Nevertheless, the experiment was not terminated because of some secondary findings that were also reported. Despite being unable to raise the IQ of the subjects above that which would be expected of normal children, the modifications to the brain structure caused the children’s brains to become sensitive to both magnetic and electric fields. The report went on to draw a parallel between this faculty and the electric sense owned by sharks.
This, in itself, would have been interesting, but there was more. The electric sensibility allowed the children to sense what another person was feeling, through tiny shifts in the brain’s electric currents and to project their own magnetic fields into other people’s heads — causing the electricity of the affected party’s brain to be disrupted.
When the children had a tantrum, their nurses often wound up dead.
No clue, however, was given as to which of the children had survived — the code numbers had been assigned at random to make them untraceable — or where the facility was located. All they knew was that the file had come from the central confederate office in Santa Fe, New Mexico.
“Why are you so interested in this?” the uniformed woman at the desk had finally asked her. It was the first time in three days that she’d talked about anything other than strictly search-related matters. “Are you a reporter?”
“I’m looking for my son.”
The woman’s face softened as comprehension dawned. “We’ll find the place, ma’am. I promise.”
The children didn’t look the way she’d imagined. She thought they’d be tall and thin with elongated foreheads, like the super-smart humans of science fiction, but they were squat, dwarfish, and seemed to have heads that were a little wider than standard.
Their features were slightly porcine, and they looked alike, uniformly dark-haired and dark-eyed. They glanced up without much interest as she entered the room and went back to their toys.
Myrna looked frantically around, trying to feel whether her son was present, but was unable to tell. There might have been fifteen children all told.
“Is this all?”
The nurse, who had accompanied her, nodded sadly.
Myrna rushed forward, got down on her knees, and stared into the eyes of the nearest child. Nothing. No recognition at all.
Doubts assailed her: would she even be able to recognize her son? Or was everybody else right about it, that a son who she’d never seen would be impossible for her to identify? Maybe he was dead.
She ran to the next nearest child. Nothing. The other children, sensing her agitation, were becoming restless.
Another child. Nothing. And another.
She was fooling herself. This wouldn’t work. She’d just have to accept it. But she didn’t stop rushing around.
The seventh child was reading a picture book on the floor, slumped over the pages as if nearsighted. She took hold of his shoulders and pulled up his head.

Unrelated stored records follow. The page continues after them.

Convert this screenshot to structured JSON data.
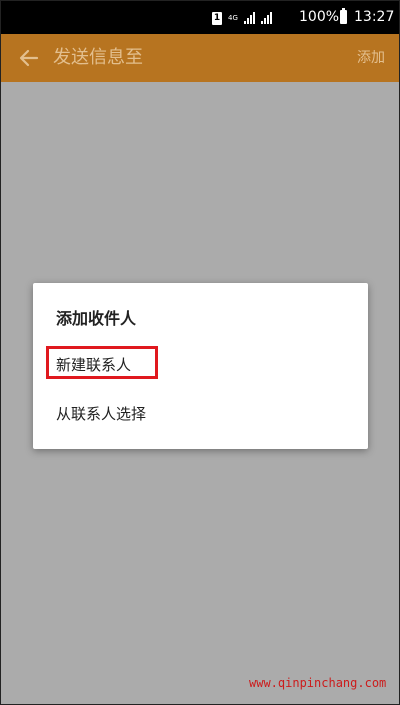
{
  "status_bar": {
    "sim_label": "1",
    "net_label": "4G",
    "battery": "100%",
    "time": "13:27"
  },
  "app_bar": {
    "title": "发送信息至",
    "action": "添加",
    "back_icon": "arrow-left-icon",
    "background": "#b77420",
    "text_color": "#e3bf8e"
  },
  "dialog": {
    "title": "添加收件人",
    "options": [
      {
        "label": "新建联系人",
        "highlighted": true
      },
      {
        "label": "从联系人选择",
        "highlighted": false
      }
    ],
    "highlight_color": "#e0181e"
  },
  "watermark": "www.qinpinchang.com"
}
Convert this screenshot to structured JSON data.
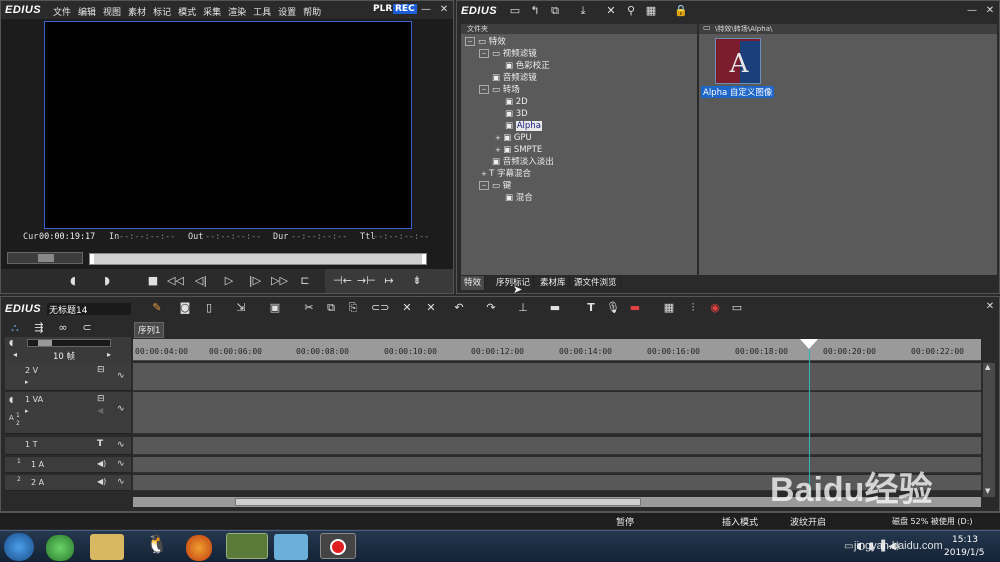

One look into the boy’s eyes was all it took. A wave of relief flooded over her, and the guilt that had been her constant companion for four years vanished. Looking into the child’s elongated face, she remembered the life that had grown up inside her. And the enormous void left by the guilt was filled by an unexpected, and most certainly irrational, feeling of love and happiness. It was like nothing she could remember feeling.
The child sat perfectly still, looking straight at her with an expression of supreme concentration. And then his features softened, and he gave her a beatific smile.
“I feel it,” he said.
The moment passed, and the smile became the expression of curiosity mixed with the understanding that all children master at an early age, regardless of what they look like.
“Are you my mommy?”
Myrna nodded, and tentatively held out her hand.
The child took it without hesitation and smiled at her again. As they walked towards the stair, and the exit, and real life, he spoke again.
“Don’t cry, mommy,” he said.